    Lucivar didn’t move. Hardly dared to breathe.

    One hundred men walked off the field. Fifteen of them were dead.

    The opening lines of the story of the Demon Prince’s last battle, the decisive battle in the war that had almost destroyed Terreille and Kaeleer fifty thousand years ago. Eyriens had been telling that story for generations, but he had heard a little of it from the men who had been there. So he knew about Andulvar and Prothvar fighting in the battle—and being the leaders of the army that had stood on the pivotal killing field that had ended Hekatah SaDiablo’s attempt to take control of the two living Realms. They were both so immersed in riding the killing edge and winning that battle, they never felt the blows that should have brought them down, just made the transition to demon-dead between one heartbeat and the next—and tore out their enemies’ throats, gorging on the blood to sustain their own dead flesh as they kept killing and killing and killing.

    Only one side walks away from a killing field. Even though they were no longer among the living, the fact that Andulvar and Prothvar Yaslana walked off that field changed the history of two Realms.

    “Nothing would have come of it,” Saetan said softly, “if you hadn’t come running into my study right after that. You looked so excited, I thought you were coming in to tell me about a new move you had learned or to watch some flying trick you had mastered. Instead, you asked me when you could get your own death wounds. And in that moment, looking at my brilliant little boy, I saw Andulvar and Prothvar as they had looked when they walked off that killing field. I saw Mephis when he first arrived in the Dark Realm, having died that same day. And I remembered the pain of searching for Peyton and Ravenar—and never knowing what had happened to either of them. But it was Andulvar and Prothvar I saw most of all, and I could see you with them—as a boy, as a grown man—walking off a killing field but no longer among the living.

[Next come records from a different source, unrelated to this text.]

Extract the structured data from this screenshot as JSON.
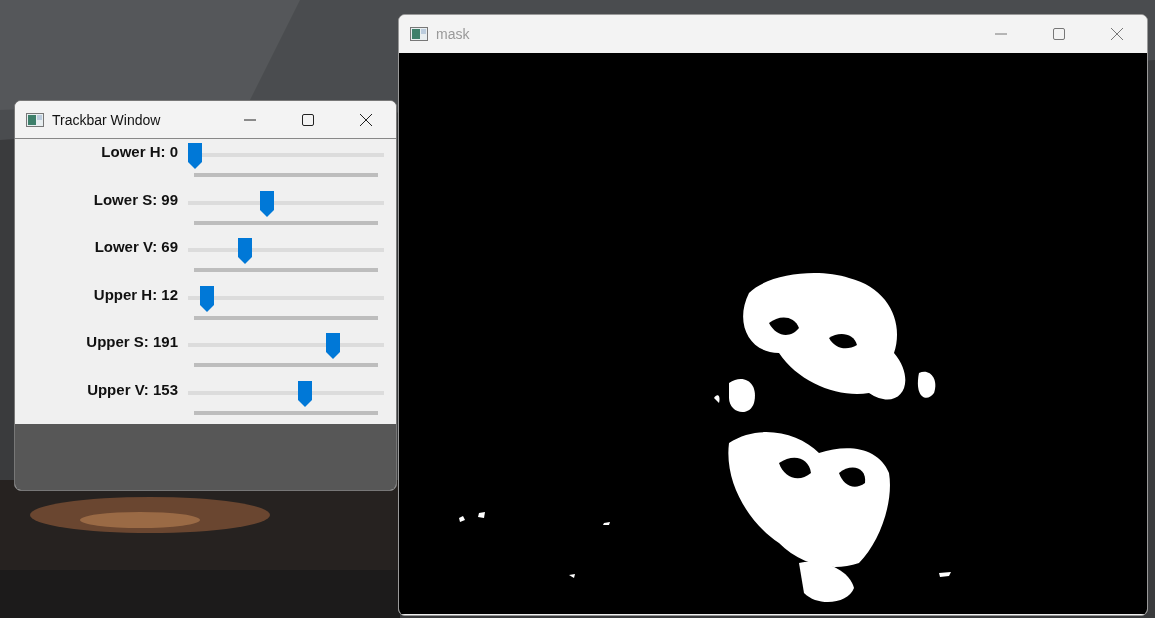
{
  "windows": [
    {
      "title": "Trackbar Window",
      "active": true,
      "sliders": [
        {
          "label": "Lower H: 0",
          "level": 0
        },
        {
          "label": "Lower S: 99",
          "level": 0.39
        },
        {
          "label": "Lower V: 69",
          "level": 0.27
        },
        {
          "label": "Upper H: 12",
          "level": 0.067
        },
        {
          "label": "Upper S: 191",
          "level": 0.75
        },
        {
          "label": "Upper V: 153",
          "level": 0.6
        }
      ]
    },
    {
      "title": "mask",
      "active": false
    }
  ]
}
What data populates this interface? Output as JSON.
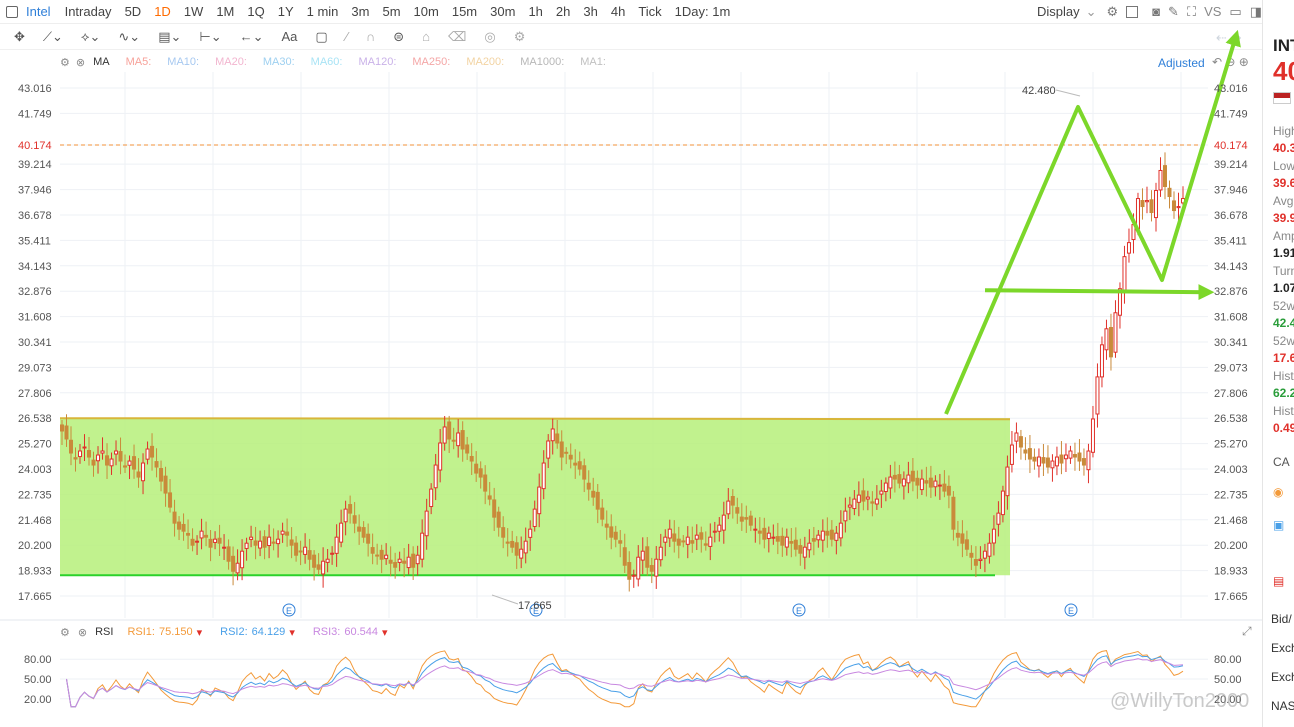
{
  "top_bar": {
    "brand": "Intel",
    "periods": [
      "Intraday",
      "5D",
      "1D",
      "1W",
      "1M",
      "1Q",
      "1Y",
      "1 min",
      "3m",
      "5m",
      "10m",
      "15m",
      "30m",
      "1h",
      "2h",
      "3h",
      "4h",
      "Tick",
      "1Day: 1m"
    ],
    "active_period": "1D",
    "display_label": "Display",
    "vs_label": "VS"
  },
  "ma_bar": {
    "indicator": "MA",
    "labels": [
      "MA5:",
      "MA10:",
      "MA20:",
      "MA30:",
      "MA60:",
      "MA120:",
      "MA250:",
      "MA200:",
      "MA1000:",
      "MA1:"
    ],
    "colors": [
      "#f7a29a",
      "#a6c8f0",
      "#f2b5cf",
      "#9ed0f0",
      "#a8e3f5",
      "#c9b1e8",
      "#f4a6a6",
      "#f2d3a2",
      "#b7b7b7",
      "#c0c0c0"
    ],
    "adjusted_label": "Adjusted"
  },
  "price_panel": {
    "last_price": "40.174",
    "high_marker": "42.480",
    "low_marker": "17.665",
    "earnings_marker": "E"
  },
  "rsi_bar": {
    "label": "RSI",
    "rsi1_label": "RSI1:",
    "rsi1": "75.150",
    "rsi2_label": "RSI2:",
    "rsi2": "64.129",
    "rsi3_label": "RSI3:",
    "rsi3": "60.544"
  },
  "right_panel": {
    "ticker": "INT",
    "price_partial": "40",
    "fields": [
      {
        "label": "High",
        "value": "40.3",
        "color": "#e0302a"
      },
      {
        "label": "Low",
        "value": "39.6",
        "color": "#e0302a"
      },
      {
        "label": "Avg",
        "value": "39.9",
        "color": "#e0302a"
      },
      {
        "label": "Amp",
        "value": "1.91",
        "color": "#222"
      },
      {
        "label": "Turn",
        "value": "1.07",
        "color": "#222"
      },
      {
        "label": "52w",
        "value": "42.4",
        "color": "#2a9d3a"
      },
      {
        "label": "52w",
        "value": "17.6",
        "color": "#e0302a"
      },
      {
        "label": "Hist",
        "value": "62.2",
        "color": "#2a9d3a"
      },
      {
        "label": "Hist",
        "value": "0.49",
        "color": "#e0302a"
      }
    ],
    "ca_label": "CA",
    "bottom_rows": [
      "Bid/",
      "Exch",
      "Exch",
      "NAS"
    ]
  },
  "watermark": "@WillyTon2000",
  "colors": {
    "up": "#e0302a",
    "down": "#c98a3a",
    "grid": "#eef1f5",
    "range_fill": "#b6f07a",
    "range_top": "#d8b63a",
    "range_bottom": "#2bd12b",
    "arrow": "#7cd72a",
    "last_price_line": "#f0903a",
    "rsi1": "#f39a3a",
    "rsi2": "#4aa0e8",
    "rsi3": "#c888e0"
  },
  "chart_data": {
    "type": "candlestick",
    "y_ticks": [
      "43.016",
      "41.749",
      "40.174",
      "39.214",
      "37.946",
      "36.678",
      "35.411",
      "34.143",
      "32.876",
      "31.608",
      "30.341",
      "29.073",
      "27.806",
      "26.538",
      "25.270",
      "24.003",
      "22.735",
      "21.468",
      "20.200",
      "18.933",
      "17.665"
    ],
    "ylim": [
      17.0,
      44.4
    ],
    "n_candles": 250,
    "close": [
      25.9,
      25.5,
      24.8,
      24.5,
      24.9,
      25.1,
      24.6,
      24.2,
      24.7,
      24.9,
      24.2,
      24.5,
      24.9,
      24.4,
      24.1,
      24.4,
      24.0,
      23.6,
      24.3,
      25.0,
      24.6,
      24.1,
      23.4,
      22.8,
      22.1,
      21.3,
      21.0,
      20.9,
      20.7,
      20.2,
      20.4,
      20.9,
      20.6,
      20.1,
      20.5,
      20.3,
      20.1,
      19.4,
      18.9,
      19.3,
      19.9,
      20.3,
      20.6,
      20.2,
      20.4,
      20.1,
      20.6,
      20.3,
      20.5,
      20.9,
      20.7,
      20.2,
      19.7,
      19.9,
      20.1,
      19.5,
      19.1,
      19.0,
      19.4,
      19.5,
      19.8,
      20.6,
      21.3,
      22.0,
      21.8,
      21.3,
      20.9,
      20.6,
      20.3,
      19.8,
      19.7,
      19.5,
      19.7,
      19.3,
      19.1,
      19.5,
      19.3,
      19.6,
      19.1,
      19.7,
      20.8,
      21.9,
      23.0,
      24.2,
      25.3,
      26.1,
      25.5,
      25.4,
      25.8,
      25.0,
      24.8,
      24.4,
      23.8,
      23.6,
      22.9,
      22.5,
      21.6,
      21.1,
      20.6,
      20.3,
      20.1,
      19.7,
      20.0,
      20.4,
      21.0,
      22.0,
      23.1,
      24.3,
      25.4,
      26.0,
      25.3,
      24.6,
      24.8,
      24.5,
      24.2,
      24.0,
      23.5,
      23.0,
      22.6,
      22.0,
      21.5,
      21.1,
      20.6,
      20.5,
      20.3,
      19.2,
      18.5,
      18.7,
      19.6,
      19.9,
      19.1,
      18.9,
      19.5,
      20.1,
      20.6,
      21.0,
      20.4,
      20.2,
      20.4,
      20.6,
      20.3,
      20.7,
      20.5,
      20.2,
      20.6,
      20.9,
      21.2,
      21.7,
      22.4,
      22.2,
      21.8,
      21.4,
      21.5,
      21.2,
      21.0,
      20.8,
      20.5,
      20.8,
      20.6,
      20.4,
      20.2,
      20.6,
      20.3,
      20.0,
      19.8,
      20.1,
      20.3,
      20.4,
      20.7,
      20.9,
      20.7,
      20.5,
      20.8,
      21.3,
      21.9,
      22.2,
      22.5,
      22.7,
      22.4,
      22.6,
      22.3,
      22.5,
      22.9,
      23.3,
      23.6,
      23.5,
      23.3,
      23.5,
      23.7,
      23.4,
      23.2,
      23.5,
      23.3,
      23.1,
      23.4,
      23.2,
      22.9,
      22.7,
      21.0,
      20.6,
      20.3,
      20.0,
      19.6,
      19.2,
      19.5,
      19.9,
      20.3,
      21.0,
      21.8,
      22.9,
      24.1,
      25.2,
      25.8,
      25.1,
      24.8,
      24.5,
      24.4,
      24.6,
      24.3,
      24.1,
      24.4,
      24.6,
      24.3,
      24.7,
      24.9,
      24.6,
      24.4,
      24.2,
      24.9,
      26.5,
      28.6,
      30.2,
      31.0,
      29.6,
      31.8,
      33.0,
      34.6,
      35.3,
      36.2,
      37.5,
      37.1,
      37.4,
      36.8,
      37.9,
      38.9,
      38.1,
      37.6,
      36.9,
      37.1,
      37.5,
      37.0,
      38.3,
      39.5,
      40.7,
      41.9,
      41.3,
      40.4,
      39.7,
      39.1,
      38.2,
      37.6,
      37.2,
      36.5,
      35.8,
      35.0,
      34.5,
      34.0,
      33.6,
      34.3,
      35.1,
      35.8,
      36.4,
      38.0,
      39.6,
      40.1
    ],
    "rsi_ticks": [
      "80.00",
      "50.00",
      "20.00"
    ],
    "rsi_range": [
      0,
      100
    ],
    "range_box": {
      "top": 26.538,
      "bottom": 18.7
    },
    "support_line": 32.876,
    "annotations": [
      "42.480",
      "17.665"
    ]
  }
}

And there were no words for that kind of pain. Just a sound.”

    Lucivar closed his eyes. The words squeezed his chest until he ached.

    He had stood on killing fields—and sometimes he had been the only one to walk away. So he could see it clearly. No visible lines defined the space, but a warrior could feel it, knew exactly where the line began, knew the shape of the field. Once a man stepped onto one of those fields, he was committed to the battle. There was no turning back, no walking away. Because of that, a killing field embraced a savagery that transcended anything that could be found on a battlefield. For Warlord Princes, there was a clear distinction between those two things.

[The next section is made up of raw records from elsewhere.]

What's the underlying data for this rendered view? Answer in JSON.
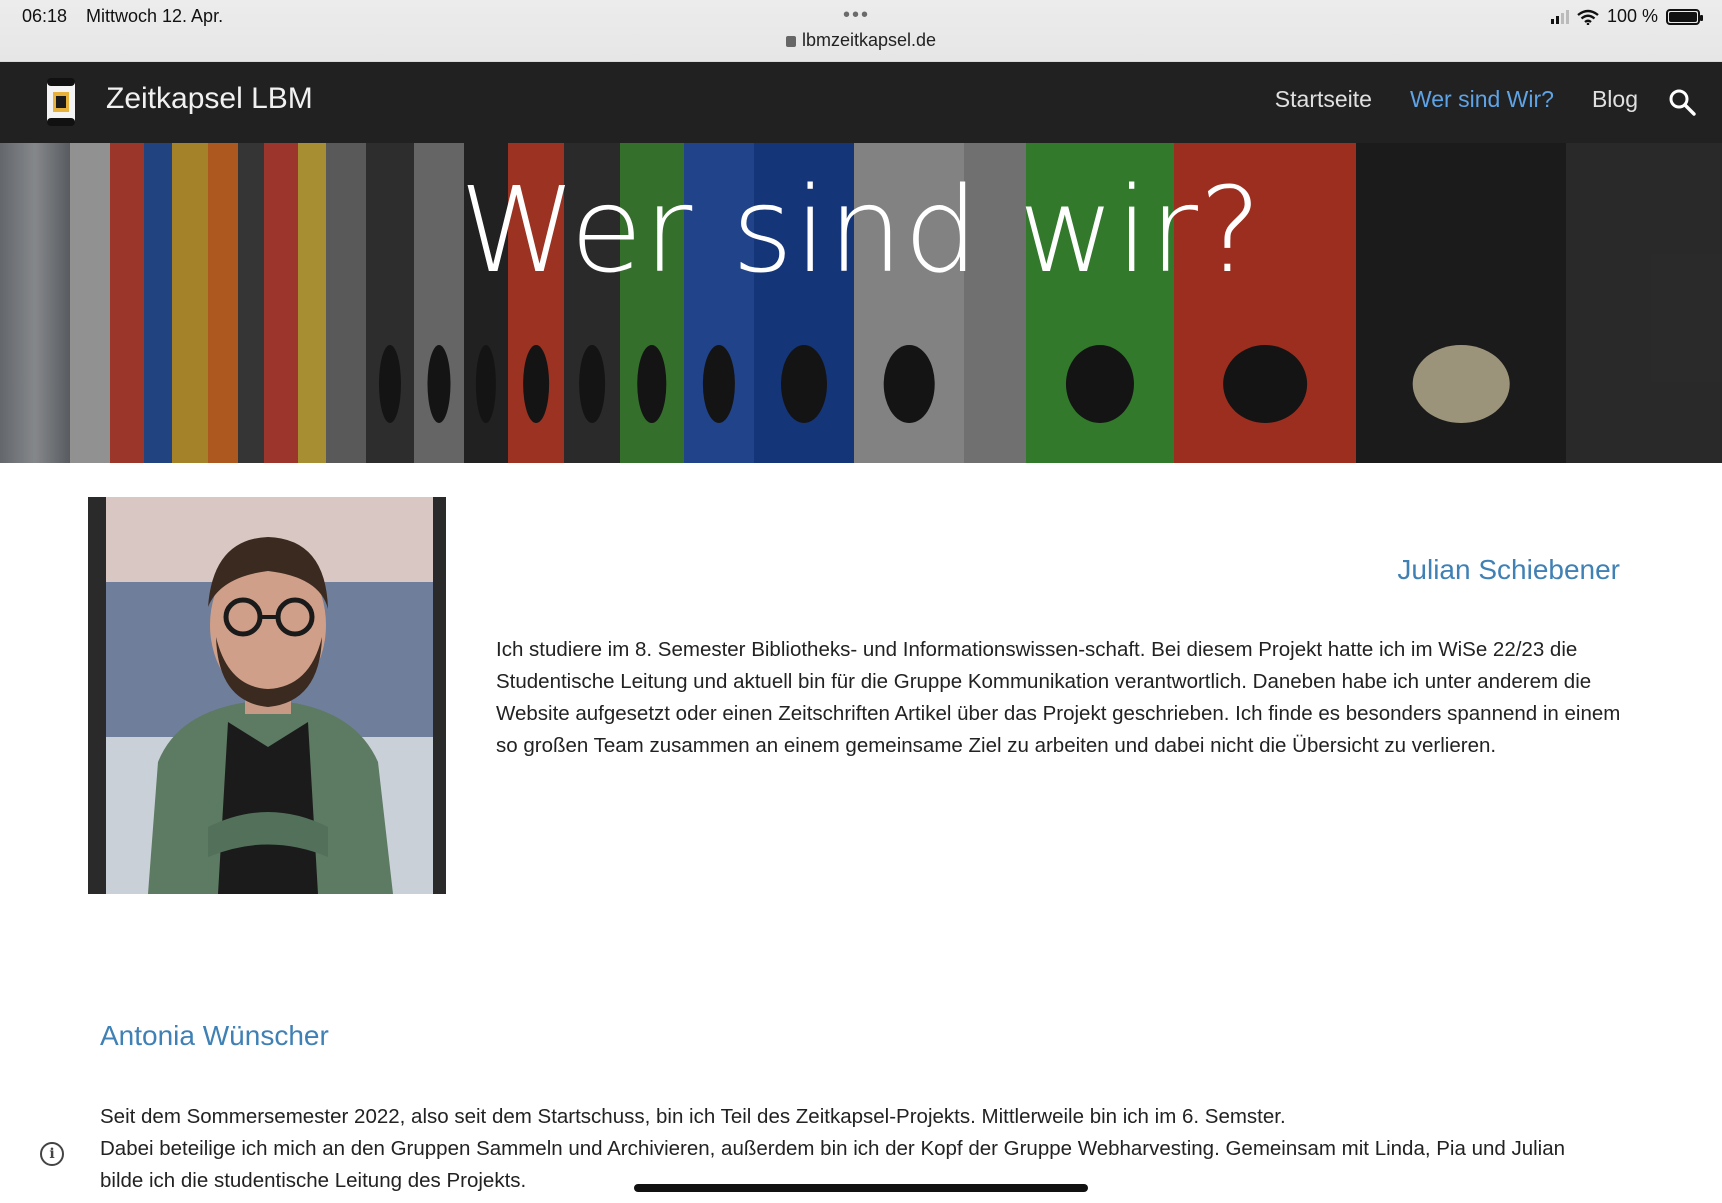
{
  "statusbar": {
    "time": "06:18",
    "date": "Mittwoch 12. Apr.",
    "url": "lbmzeitkapsel.de",
    "battery": "100 %"
  },
  "nav": {
    "site_title": "Zeitkapsel LBM",
    "links": [
      {
        "label": "Startseite",
        "active": false
      },
      {
        "label": "Wer sind Wir?",
        "active": true
      },
      {
        "label": "Blog",
        "active": false
      }
    ],
    "search_icon": "search-icon"
  },
  "hero": {
    "title": "Wer sind wir?"
  },
  "members": [
    {
      "name": "Julian Schiebener",
      "bio": "Ich studiere im 8. Semester Bibliotheks- und Informationswissen-schaft. Bei diesem Projekt hatte ich im WiSe 22/23 die Studentische Leitung und aktuell bin für die Gruppe Kommunikation verantwortlich. Daneben habe ich unter anderem die Website aufgesetzt oder einen Zeitschriften Artikel über das Projekt geschrieben. Ich finde es besonders spannend in einem so großen Team zusammen an einem gemeinsame Ziel zu arbeiten und dabei nicht die Übersicht zu verlieren."
    },
    {
      "name": "Antonia Wünscher",
      "bio_lines": [
        "Seit dem Sommersemester 2022, also seit dem Startschuss, bin ich Teil des Zeitkapsel-Projekts. Mittlerweile bin ich im 6. Semster.",
        "Dabei beteilige ich mich an den Gruppen Sammeln und Archivieren, außerdem bin ich der Kopf der Gruppe Webharvesting. Gemeinsam mit Linda, Pia und Julian bilde ich die studentische Leitung des Projekts."
      ]
    }
  ],
  "colors": {
    "nav_bg": "#212121",
    "accent": "#5ea3e6",
    "name_color": "#3f80b5"
  }
}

    After he’d come to live at the Hall and serve Jaenelle, he’d walked in on Prothvar one evening before his cousin was dressed. Before the illusion spells were in place. He had looked at those wounds with the eyes of a warrior—and the fact that Prothvar had walked away from that killing field had told him more about the man as a warrior than all the stories he’d heard in the hunting camps. As a youth, he’d thought those stories about Prothvar’s abilities had been exaggerated, as stories tend to be.

    As a man, seeing his cousin’s body, he’d understood those stories hadn’t told the half of it.

    He could picture Prothvar and Andulvar as if he were standing next to Saetan waiting for them to cross the line and step off the killing field.

    Waiting for them.

    In that moment, as a suspicion floated through his mind, he imagined he could feel the brush of Daemon’s lips against his ear and hear his brother’s voice.

    Words can be a weapon, and our father is very skilled with that particular blade. Look—and see clearly. Within what he didn’t say is the reason he didn’t want to tell you the story.

    So he considered the story he’d just heard. And he considered the few things Andulvar had said about that battle.

    Then he looked at his father and thought,Liar.

    While Saetan called in a handkerchief and delicately blew his nose, Lucivar went to the table and poured yarbarah into one of the ravenglass goblets. He warmed the blood wine over a tongue of witchfire, then held out the glass.

    Saetan vanished the handkerchief and took hold of the goblet.

    Lucivar didn’t let go.

  • Romance | Fantasy | Vampire